- sparking a change in behaviour;
- enabling new systems of people, things, and information.
Let’s take a look at Twitter as a simple example.
- Allow people to post a simple text message that is publicly available (new capability)
- People start publicly sharing seemingly trivial updates such as ‘what they ate for breakfast’ (new behaviour)
- Allow anyone to subscribe to someone’s posts without their permission ( completes the loop to enable a new system)
- … effort, investment, and good fortune …
- The world’s information source for what’s happening right now.
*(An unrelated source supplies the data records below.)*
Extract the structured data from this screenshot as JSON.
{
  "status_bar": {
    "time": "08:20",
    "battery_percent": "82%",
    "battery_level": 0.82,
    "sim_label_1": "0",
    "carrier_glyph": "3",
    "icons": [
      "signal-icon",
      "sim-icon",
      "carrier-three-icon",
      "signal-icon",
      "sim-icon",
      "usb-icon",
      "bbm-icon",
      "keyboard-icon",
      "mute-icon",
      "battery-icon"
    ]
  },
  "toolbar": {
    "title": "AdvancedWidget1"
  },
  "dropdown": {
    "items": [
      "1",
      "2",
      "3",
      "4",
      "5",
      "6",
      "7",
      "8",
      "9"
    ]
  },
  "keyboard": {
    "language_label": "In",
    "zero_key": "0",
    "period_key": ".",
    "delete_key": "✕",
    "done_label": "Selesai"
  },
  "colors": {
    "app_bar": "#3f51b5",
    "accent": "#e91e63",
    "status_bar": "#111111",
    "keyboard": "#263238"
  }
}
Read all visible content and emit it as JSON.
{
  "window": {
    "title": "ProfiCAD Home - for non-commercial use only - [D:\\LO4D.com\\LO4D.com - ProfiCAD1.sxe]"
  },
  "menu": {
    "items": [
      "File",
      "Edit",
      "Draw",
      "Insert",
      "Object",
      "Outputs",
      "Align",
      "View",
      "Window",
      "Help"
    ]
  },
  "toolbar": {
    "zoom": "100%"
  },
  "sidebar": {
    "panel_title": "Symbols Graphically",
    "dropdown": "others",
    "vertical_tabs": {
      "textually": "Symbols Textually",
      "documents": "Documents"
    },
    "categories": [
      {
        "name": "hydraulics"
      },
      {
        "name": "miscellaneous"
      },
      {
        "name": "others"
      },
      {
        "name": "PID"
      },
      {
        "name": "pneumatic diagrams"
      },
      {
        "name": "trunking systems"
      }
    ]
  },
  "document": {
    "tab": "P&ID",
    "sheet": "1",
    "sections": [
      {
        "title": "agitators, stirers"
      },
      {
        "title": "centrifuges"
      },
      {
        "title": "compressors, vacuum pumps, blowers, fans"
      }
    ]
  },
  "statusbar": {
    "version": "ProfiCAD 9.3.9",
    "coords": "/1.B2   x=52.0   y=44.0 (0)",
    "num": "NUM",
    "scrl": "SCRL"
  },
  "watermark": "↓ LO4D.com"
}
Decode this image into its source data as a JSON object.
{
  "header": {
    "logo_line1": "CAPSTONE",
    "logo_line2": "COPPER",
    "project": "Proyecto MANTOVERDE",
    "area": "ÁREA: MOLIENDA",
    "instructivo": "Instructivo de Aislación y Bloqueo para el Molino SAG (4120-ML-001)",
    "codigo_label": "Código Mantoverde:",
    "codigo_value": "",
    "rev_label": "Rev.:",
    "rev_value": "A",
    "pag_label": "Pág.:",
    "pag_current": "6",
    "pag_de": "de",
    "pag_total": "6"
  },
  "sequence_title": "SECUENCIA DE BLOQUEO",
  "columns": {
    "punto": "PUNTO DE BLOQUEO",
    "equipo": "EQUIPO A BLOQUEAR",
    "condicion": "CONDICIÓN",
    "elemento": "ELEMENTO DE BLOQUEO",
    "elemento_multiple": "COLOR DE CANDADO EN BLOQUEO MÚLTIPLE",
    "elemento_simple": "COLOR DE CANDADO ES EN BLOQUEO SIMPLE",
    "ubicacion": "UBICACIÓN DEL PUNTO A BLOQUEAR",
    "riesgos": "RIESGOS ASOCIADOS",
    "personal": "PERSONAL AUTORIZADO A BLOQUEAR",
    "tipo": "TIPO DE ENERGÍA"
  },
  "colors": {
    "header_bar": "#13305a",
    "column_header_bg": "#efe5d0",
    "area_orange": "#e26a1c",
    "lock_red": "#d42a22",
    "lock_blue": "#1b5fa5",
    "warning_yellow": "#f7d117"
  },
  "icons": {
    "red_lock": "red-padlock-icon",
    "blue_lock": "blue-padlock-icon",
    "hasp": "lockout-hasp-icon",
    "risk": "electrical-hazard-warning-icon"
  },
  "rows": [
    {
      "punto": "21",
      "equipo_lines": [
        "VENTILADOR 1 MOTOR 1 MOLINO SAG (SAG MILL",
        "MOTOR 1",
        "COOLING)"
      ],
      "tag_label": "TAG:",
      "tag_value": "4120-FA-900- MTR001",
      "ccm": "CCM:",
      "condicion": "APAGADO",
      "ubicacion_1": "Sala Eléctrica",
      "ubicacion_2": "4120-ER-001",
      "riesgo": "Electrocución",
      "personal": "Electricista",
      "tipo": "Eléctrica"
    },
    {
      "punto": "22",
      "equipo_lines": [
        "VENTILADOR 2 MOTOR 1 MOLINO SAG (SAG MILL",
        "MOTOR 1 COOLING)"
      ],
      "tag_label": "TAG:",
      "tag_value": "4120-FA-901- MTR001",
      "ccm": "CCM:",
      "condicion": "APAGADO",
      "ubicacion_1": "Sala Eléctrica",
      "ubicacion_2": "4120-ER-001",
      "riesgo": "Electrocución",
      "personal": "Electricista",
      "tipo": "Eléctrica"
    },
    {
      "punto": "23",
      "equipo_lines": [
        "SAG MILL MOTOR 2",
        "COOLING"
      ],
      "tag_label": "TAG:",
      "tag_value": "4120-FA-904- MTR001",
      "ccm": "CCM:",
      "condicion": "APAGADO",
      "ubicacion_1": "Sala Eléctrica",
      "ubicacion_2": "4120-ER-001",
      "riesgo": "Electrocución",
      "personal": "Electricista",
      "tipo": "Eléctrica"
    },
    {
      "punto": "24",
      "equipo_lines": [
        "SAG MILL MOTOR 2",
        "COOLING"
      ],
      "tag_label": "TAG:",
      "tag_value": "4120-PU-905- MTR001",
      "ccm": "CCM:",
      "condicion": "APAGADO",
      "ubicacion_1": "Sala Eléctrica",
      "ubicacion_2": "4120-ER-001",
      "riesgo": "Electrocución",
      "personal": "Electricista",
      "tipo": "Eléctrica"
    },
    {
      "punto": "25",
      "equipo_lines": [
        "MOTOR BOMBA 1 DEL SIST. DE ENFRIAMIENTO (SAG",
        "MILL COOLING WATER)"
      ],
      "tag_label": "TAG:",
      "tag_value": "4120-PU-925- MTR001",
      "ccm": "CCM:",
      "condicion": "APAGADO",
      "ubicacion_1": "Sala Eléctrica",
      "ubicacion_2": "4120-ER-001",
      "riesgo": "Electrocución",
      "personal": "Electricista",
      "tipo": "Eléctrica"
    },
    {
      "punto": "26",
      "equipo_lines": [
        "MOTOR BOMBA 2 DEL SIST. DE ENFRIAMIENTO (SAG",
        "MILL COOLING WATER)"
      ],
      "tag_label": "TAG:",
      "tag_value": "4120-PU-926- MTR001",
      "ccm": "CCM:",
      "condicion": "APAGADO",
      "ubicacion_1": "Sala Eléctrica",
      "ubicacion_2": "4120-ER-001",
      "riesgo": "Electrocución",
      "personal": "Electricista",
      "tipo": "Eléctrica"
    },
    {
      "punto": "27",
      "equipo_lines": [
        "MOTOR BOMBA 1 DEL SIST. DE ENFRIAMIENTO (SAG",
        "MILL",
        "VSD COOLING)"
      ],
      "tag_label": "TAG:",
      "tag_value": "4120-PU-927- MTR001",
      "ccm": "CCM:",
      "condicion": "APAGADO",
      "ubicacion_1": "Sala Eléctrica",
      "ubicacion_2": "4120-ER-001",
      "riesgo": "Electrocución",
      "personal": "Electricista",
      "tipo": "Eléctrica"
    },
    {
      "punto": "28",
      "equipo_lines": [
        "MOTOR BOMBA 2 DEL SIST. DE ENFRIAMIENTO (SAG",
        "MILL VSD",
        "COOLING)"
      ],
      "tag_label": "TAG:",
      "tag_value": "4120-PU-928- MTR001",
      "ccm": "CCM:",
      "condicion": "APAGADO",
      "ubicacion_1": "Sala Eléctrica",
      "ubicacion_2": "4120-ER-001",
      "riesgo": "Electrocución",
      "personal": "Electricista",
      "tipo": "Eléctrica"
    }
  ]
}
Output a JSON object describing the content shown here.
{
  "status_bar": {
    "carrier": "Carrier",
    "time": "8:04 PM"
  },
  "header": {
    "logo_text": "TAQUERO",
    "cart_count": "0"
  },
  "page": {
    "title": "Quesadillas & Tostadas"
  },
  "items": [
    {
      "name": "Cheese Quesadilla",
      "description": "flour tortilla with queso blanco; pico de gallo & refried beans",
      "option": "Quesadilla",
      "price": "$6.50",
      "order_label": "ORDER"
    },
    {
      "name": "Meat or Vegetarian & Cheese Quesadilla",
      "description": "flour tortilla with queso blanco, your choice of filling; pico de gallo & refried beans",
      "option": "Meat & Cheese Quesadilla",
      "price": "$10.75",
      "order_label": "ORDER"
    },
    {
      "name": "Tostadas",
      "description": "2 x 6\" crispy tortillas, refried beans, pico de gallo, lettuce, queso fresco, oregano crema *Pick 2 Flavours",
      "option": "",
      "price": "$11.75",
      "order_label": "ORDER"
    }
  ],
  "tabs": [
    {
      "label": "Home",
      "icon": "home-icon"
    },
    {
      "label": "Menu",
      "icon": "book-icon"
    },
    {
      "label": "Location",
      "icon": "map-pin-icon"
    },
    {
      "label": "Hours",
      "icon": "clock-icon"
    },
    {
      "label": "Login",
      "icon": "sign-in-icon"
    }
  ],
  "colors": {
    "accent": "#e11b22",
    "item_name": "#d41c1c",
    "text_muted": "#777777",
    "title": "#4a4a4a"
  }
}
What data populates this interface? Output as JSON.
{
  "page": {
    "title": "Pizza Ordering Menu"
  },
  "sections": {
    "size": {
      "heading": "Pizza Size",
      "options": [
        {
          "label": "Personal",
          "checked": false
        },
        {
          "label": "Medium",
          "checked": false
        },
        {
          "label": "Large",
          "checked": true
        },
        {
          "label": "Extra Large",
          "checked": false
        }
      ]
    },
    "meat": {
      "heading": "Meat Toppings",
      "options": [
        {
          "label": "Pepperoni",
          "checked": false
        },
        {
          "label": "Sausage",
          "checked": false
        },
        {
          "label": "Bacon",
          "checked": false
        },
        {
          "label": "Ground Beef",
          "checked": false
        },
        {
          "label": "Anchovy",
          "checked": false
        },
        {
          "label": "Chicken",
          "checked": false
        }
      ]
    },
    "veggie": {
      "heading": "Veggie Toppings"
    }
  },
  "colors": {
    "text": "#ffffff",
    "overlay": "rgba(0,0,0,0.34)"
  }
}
Step 4 is what makes it happen, but steps 1, 2, and 3 set the stage for what’s possible. While few had any reasonable belief that step 5 would be the outcome when it started, it would have been easy to see from the earliest days that a new capability (1) was leading to a new behaviour (2) and giving rise to a new system (3). The behaviour of ‘sharing what you eat for breakfast’ was easy to dismiss, but enough of those that experienced it, sensed it could be something more.
Now, let’s see what how those components show up in early-stage ventures (click on the links for deeper dives):
Sparking a change in behaviour:
Jow lets people shop for groceries by browsing and choosing recipes instead of ingredients. Could this lead to more people cooking more meals at home?
Introducing a meaningful new capability:
Hopin introduces online technologies into offline event formats to enable new types of events. Could this lead to a more connected and engaged population?
Enabling new systems of people, things, and information:
Produce Pay combines real-time market intelligence, easy to access financing, and trading to enable a new high-trust produce supply-chain. Could this lead to a more sustainable and resilient produce industry?
Of course, like with Twitter, there is also often a combination of capabilities, behaviour, and system that make the change possible.
MeetFrank encourages people to explore new job opportunities, anonymously (capability), before they are looking for work (behaviour). They aim to leverage that into a talent-driven marketplace (system). Could this lead to a democratization of the job market?
In each of these cases it’s impossible to predict the outcome. We can however see that they each have some key components around which a world changing company could be built. And if your goal is to see a better future, those are great places to dig in to understand what might be possible.
You can see our growing set of perspectives here.